Segment Start: DATASET RECORDS

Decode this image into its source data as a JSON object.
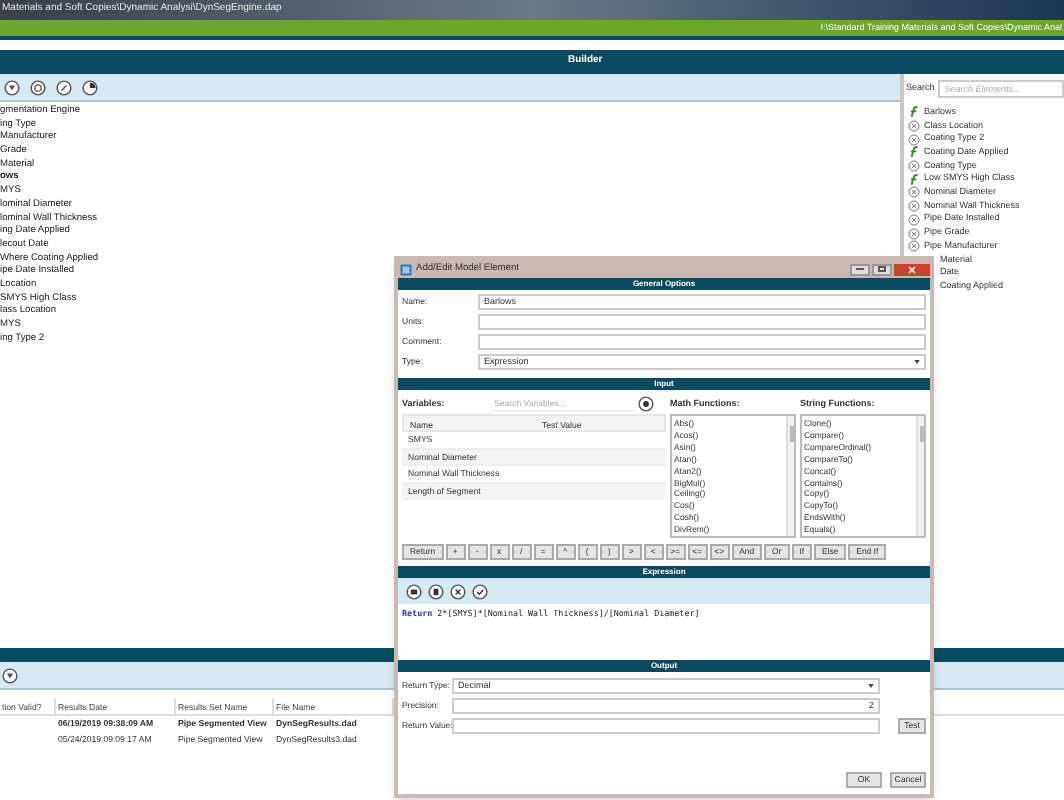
{
  "title_bar": {
    "path": "Materials and Soft Copies\\Dynamic Analysi\\DynSegEngine.dap",
    "path_right": "I:\\Standard Training Materials and Soft Copies\\Dynamic Anal"
  },
  "header": {
    "title": "Builder"
  },
  "search": {
    "label": "Search",
    "placeholder": "Search Elements..."
  },
  "tree": [
    {
      "label": "gmentation Engine",
      "bold": false
    },
    {
      "label": "ing Type",
      "bold": false
    },
    {
      "label": "Manufacturer",
      "bold": false
    },
    {
      "label": "Grade",
      "bold": false
    },
    {
      "label": "Material",
      "bold": false
    },
    {
      "label": "ows",
      "bold": true
    },
    {
      "label": "MYS",
      "bold": false
    },
    {
      "label": "lominal Diameter",
      "bold": false
    },
    {
      "label": "lominal Wall Thickness",
      "bold": false
    },
    {
      "label": "ing Date Applied",
      "bold": false
    },
    {
      "label": "lecout Date",
      "bold": false
    },
    {
      "label": "Where Coating Applied",
      "bold": false
    },
    {
      "label": "ipe Date Installed",
      "bold": false
    },
    {
      "label": "Location",
      "bold": false
    },
    {
      "label": "SMYS High Class",
      "bold": false
    },
    {
      "label": "lass Location",
      "bold": false
    },
    {
      "label": "MYS",
      "bold": false
    },
    {
      "label": "ing  Type 2",
      "bold": false
    }
  ],
  "elements": [
    {
      "label": "Barlows",
      "kind": "function"
    },
    {
      "label": "Class Location",
      "kind": "variable"
    },
    {
      "label": "Coating  Type 2",
      "kind": "variable"
    },
    {
      "label": "Coating Date Applied",
      "kind": "function"
    },
    {
      "label": "Coating Type",
      "kind": "variable"
    },
    {
      "label": "Low SMYS High Class",
      "kind": "function"
    },
    {
      "label": "Nominal Diameter",
      "kind": "variable"
    },
    {
      "label": "Nominal Wall Thickness",
      "kind": "variable"
    },
    {
      "label": "Pipe Date Installed",
      "kind": "variable"
    },
    {
      "label": "Pipe Grade",
      "kind": "variable"
    },
    {
      "label": "Pipe Manufacturer",
      "kind": "variable"
    },
    {
      "label": "Material",
      "kind": "partial"
    },
    {
      "label": "Date",
      "kind": "partial"
    },
    {
      "label": "Coating Applied",
      "kind": "partial"
    }
  ],
  "results": {
    "columns": [
      "tion Valid?",
      "Results Date",
      "Results Set Name",
      "File Name"
    ],
    "rows": [
      {
        "cells": [
          "",
          "06/19/2019 09:38:09 AM",
          "Pipe Segmented View",
          "DynSegResults.dad"
        ],
        "bold": true
      },
      {
        "cells": [
          "",
          "05/24/2019 09:09:17 AM",
          "Pipe Segmented View",
          "DynSegResults3.dad"
        ],
        "bold": false
      }
    ]
  },
  "dialog": {
    "title": "Add/Edit Model Element",
    "general": {
      "heading": "General Options",
      "fields": [
        {
          "label": "Name:",
          "value": "Barlows",
          "kind": "text"
        },
        {
          "label": "Units:",
          "kind": "text"
        },
        {
          "label": "Comment:",
          "kind": "text"
        },
        {
          "label": "Type:",
          "value": "Expression",
          "kind": "select"
        }
      ]
    },
    "input": {
      "heading": "Input",
      "variables_label": "Variables:",
      "variables_placeholder": "Search Variables...",
      "math_label": "Math Functions:",
      "string_label": "String Functions:",
      "variable_columns": [
        "Name",
        "Test Value"
      ],
      "variables": [
        "SMYS",
        "Nominal Diameter",
        "Nominal Wall Thickness",
        "Length of Segment"
      ],
      "math": [
        "Abs()",
        "Acos()",
        "Asin()",
        "Atan()",
        "Atan2()",
        "BigMul()",
        "Ceiling()",
        "Cos()",
        "Cosh()",
        "DivRem()"
      ],
      "string": [
        "Clone()",
        "Compare()",
        "CompareOrdinal()",
        "CompareTo()",
        "Concat()",
        "Contains()",
        "Copy()",
        "CopyTo()",
        "EndsWith()",
        "Equals()"
      ],
      "operators": [
        "Return",
        "+",
        "-",
        "x",
        "/",
        "=",
        "^",
        "(",
        ")",
        ">",
        "<",
        ">=",
        "<=",
        "<>",
        "And",
        "Or",
        "If",
        "Else",
        "End If"
      ]
    },
    "expression": {
      "heading": "Expression",
      "keyword": "Return",
      "code": " 2*[SMYS]*[Nominal Wall Thickness]/[Nominal Diameter]"
    },
    "output": {
      "heading": "Output",
      "fields": [
        {
          "label": "Return Type:",
          "value": "Decimal",
          "kind": "select"
        },
        {
          "label": "Precision:",
          "value": "2",
          "kind": "number"
        },
        {
          "label": "Return Value:",
          "kind": "test"
        }
      ],
      "test_button": "Test"
    },
    "buttons": [
      "OK",
      "Cancel"
    ]
  }
}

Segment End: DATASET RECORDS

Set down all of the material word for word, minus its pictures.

Decode this image into its source data as a JSON object.
{
  "title_bar": {
    "path": "Materials and Soft Copies\\Dynamic Analysi\\DynSegEngine.dap",
    "path_right": "I:\\Standard Training Materials and Soft Copies\\Dynamic Anal"
  },
  "header": {
    "title": "Builder"
  },
  "search": {
    "label": "Search",
    "placeholder": "Search Elements..."
  },
  "tree": [
    {
      "label": "gmentation Engine",
      "bold": false
    },
    {
      "label": "ing Type",
      "bold": false
    },
    {
      "label": "Manufacturer",
      "bold": false
    },
    {
      "label": "Grade",
      "bold": false
    },
    {
      "label": "Material",
      "bold": false
    },
    {
      "label": "ows",
      "bold": true
    },
    {
      "label": "MYS",
      "bold": false
    },
    {
      "label": "lominal Diameter",
      "bold": false
    },
    {
      "label": "lominal Wall Thickness",
      "bold": false
    },
    {
      "label": "ing Date Applied",
      "bold": false
    },
    {
      "label": "lecout Date",
      "bold": false
    },
    {
      "label": "Where Coating Applied",
      "bold": false
    },
    {
      "label": "ipe Date Installed",
      "bold": false
    },
    {
      "label": "Location",
      "bold": false
    },
    {
      "label": "SMYS High Class",
      "bold": false
    },
    {
      "label": "lass Location",
      "bold": false
    },
    {
      "label": "MYS",
      "bold": false
    },
    {
      "label": "ing  Type 2",
      "bold": false
    }
  ],
  "elements": [
    {
      "label": "Barlows",
      "kind": "function"
    },
    {
      "label": "Class Location",
      "kind": "variable"
    },
    {
      "label": "Coating  Type 2",
      "kind": "variable"
    },
    {
      "label": "Coating Date Applied",
      "kind": "function"
    },
    {
      "label": "Coating Type",
      "kind": "variable"
    },
    {
      "label": "Low SMYS High Class",
      "kind": "function"
    },
    {
      "label": "Nominal Diameter",
      "kind": "variable"
    },
    {
      "label": "Nominal Wall Thickness",
      "kind": "variable"
    },
    {
      "label": "Pipe Date Installed",
      "kind": "variable"
    },
    {
      "label": "Pipe Grade",
      "kind": "variable"
    },
    {
      "label": "Pipe Manufacturer",
      "kind": "variable"
    },
    {
      "label": "Material",
      "kind": "partial"
    },
    {
      "label": "Date",
      "kind": "partial"
    },
    {
      "label": "Coating Applied",
      "kind": "partial"
    }
  ],
  "results": {
    "columns": [
      "tion Valid?",
      "Results Date",
      "Results Set Name",
      "File Name"
    ],
    "rows": [
      {
        "cells": [
          "",
          "06/19/2019 09:38:09 AM",
          "Pipe Segmented View",
          "DynSegResults.dad"
        ],
        "bold": true
      },
      {
        "cells": [
          "",
          "05/24/2019 09:09:17 AM",
          "Pipe Segmented View",
          "DynSegResults3.dad"
        ],
        "bold": false
      }
    ]
  },
  "dialog": {
    "title": "Add/Edit Model Element",
    "general": {
      "heading": "General Options",
      "fields": [
        {
          "label": "Name:",
          "value": "Barlows",
          "kind": "text"
        },
        {
          "label": "Units:",
          "kind": "text"
        },
        {
          "label": "Comment:",
          "kind": "text"
        },
        {
          "label": "Type:",
          "value": "Expression",
          "kind": "select"
        }
      ]
    },
    "input": {
      "heading": "Input",
      "variables_label": "Variables:",
      "variables_placeholder": "Search Variables...",
      "math_label": "Math Functions:",
      "string_label": "String Functions:",
      "variable_columns": [
        "Name",
        "Test Value"
      ],
      "variables": [
        "SMYS",
        "Nominal Diameter",
        "Nominal Wall Thickness",
        "Length of Segment"
      ],
      "math": [
        "Abs()",
        "Acos()",
        "Asin()",
        "Atan()",
        "Atan2()",
        "BigMul()",
        "Ceiling()",
        "Cos()",
        "Cosh()",
        "DivRem()"
      ],
      "string": [
        "Clone()",
        "Compare()",
        "CompareOrdinal()",
        "CompareTo()",
        "Concat()",
        "Contains()",
        "Copy()",
        "CopyTo()",
        "EndsWith()",
        "Equals()"
      ],
      "operators": [
        "Return",
        "+",
        "-",
        "x",
        "/",
        "=",
        "^",
        "(",
        ")",
        ">",
        "<",
        ">=",
        "<=",
        "<>",
        "And",
        "Or",
        "If",
        "Else",
        "End If"
      ]
    },
    "expression": {
      "heading": "Expression",
      "keyword": "Return",
      "code": " 2*[SMYS]*[Nominal Wall Thickness]/[Nominal Diameter]"
    },
    "output": {
      "heading": "Output",
      "fields": [
        {
          "label": "Return Type:",
          "value": "Decimal",
          "kind": "select"
        },
        {
          "label": "Precision:",
          "value": "2",
          "kind": "number"
        },
        {
          "label": "Return Value:",
          "kind": "test"
        }
      ],
      "test_button": "Test"
    },
    "buttons": [
      "OK",
      "Cancel"
    ]
  }
}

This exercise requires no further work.